Dr. Hajizadeh, also the director of decision science in the Feinstein Institute for Medical Research's new Center for Health Innovations and Outcomes Research, says the evidence shows that patients with chronic obstructive pulmonary disease (COPD) – including chronic bronchitis and emphysema - can improve their quality of life through exercise and rehabilitation. However, many patients, in particular underserved, disparity populations are unable to access this life-altering resource. Disparities, can result from patients' lack of access to transportation needed to get to a rehabilitation facility, limited education or communication problems with their providers, and lack of physician referral to rehabilitation programs because of perceptions that patients will not comply.
Northwell's Chronic Pulmonary Disease Management Program (CPDMP) is attempting to overcome some of the barriers facing underserved populations, starting with African-American and Hispanic patients with COPD. The CPDMP brings the pulmonary rehabilitation program in to their homes or local community centers so that they can work remotely with a dedicated respiratory therapist and a pulmonologist (Dr. Hajizadeh) on an exercise regimen and care plan to better cope with this debilitating disease. The program also includes regular follow up by a social worker to facilitate the transition out of the hospital and obtaining follow up appointments, and prescribed medications.

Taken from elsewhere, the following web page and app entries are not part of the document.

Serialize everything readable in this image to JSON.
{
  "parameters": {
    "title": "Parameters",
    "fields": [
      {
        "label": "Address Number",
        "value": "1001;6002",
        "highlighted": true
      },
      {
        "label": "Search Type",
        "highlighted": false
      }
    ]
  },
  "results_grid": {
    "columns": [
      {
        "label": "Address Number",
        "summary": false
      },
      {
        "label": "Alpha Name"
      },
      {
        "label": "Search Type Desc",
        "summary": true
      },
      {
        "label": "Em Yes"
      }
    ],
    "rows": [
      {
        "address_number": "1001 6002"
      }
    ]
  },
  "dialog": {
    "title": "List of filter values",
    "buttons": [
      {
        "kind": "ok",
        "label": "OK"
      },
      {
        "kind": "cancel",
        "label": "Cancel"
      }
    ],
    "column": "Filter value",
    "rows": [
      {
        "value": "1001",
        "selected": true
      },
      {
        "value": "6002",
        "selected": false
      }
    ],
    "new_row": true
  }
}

"There is no cure for COPD or emphysema but there are things that can be done to improve the quality of breathing and by extension the quality of a patient's life," said Dr. Hajizadeh. It starts with education and improved decision-making that can improve quality of life during its final phases. "For example, the idea of training people with COPD to purse their lips when they exhale to take pressure off the lungs is a relatively simple adjustment that has significant ramifications. One of the characteristics of COPD is that it causes the lungs to close up when people breathe out. Pursed lip breathing for people with COPD acts as the release of a pressure valve.
That's just one element of educating patients to help them understand the breathing anxiety cycle. "When you feel you can't breathe, you naturally tend to breathe faster, but the faster you breathe, the more air gets trapped," Dr. Hajizadeh said. "By slowing down one's breathing and learning to push one's belly out, you are controlling the breathing process. It's counterintuitive to what patients feel when they struggle for breath. Many believe they need to quicken their rate of breathing to bring more air into the lungs which only makes the sensation of feeling like they are suffocating worse."
She said patients can use the other muscles in their bodies to help lessen the struggle as well. "The goal is to put less stress on the lungs by exercising and properly using the diaphragm and intercostal muscles. If we develop the muscles throughout the body, including those surrounding the ribcage, patients will feel less pressure on their lungs to do all of the work of breathing. It increases overall strength so other parts of the body can do the work, not to mention the general well-being and self-efficacy that comes from working out and moving the body."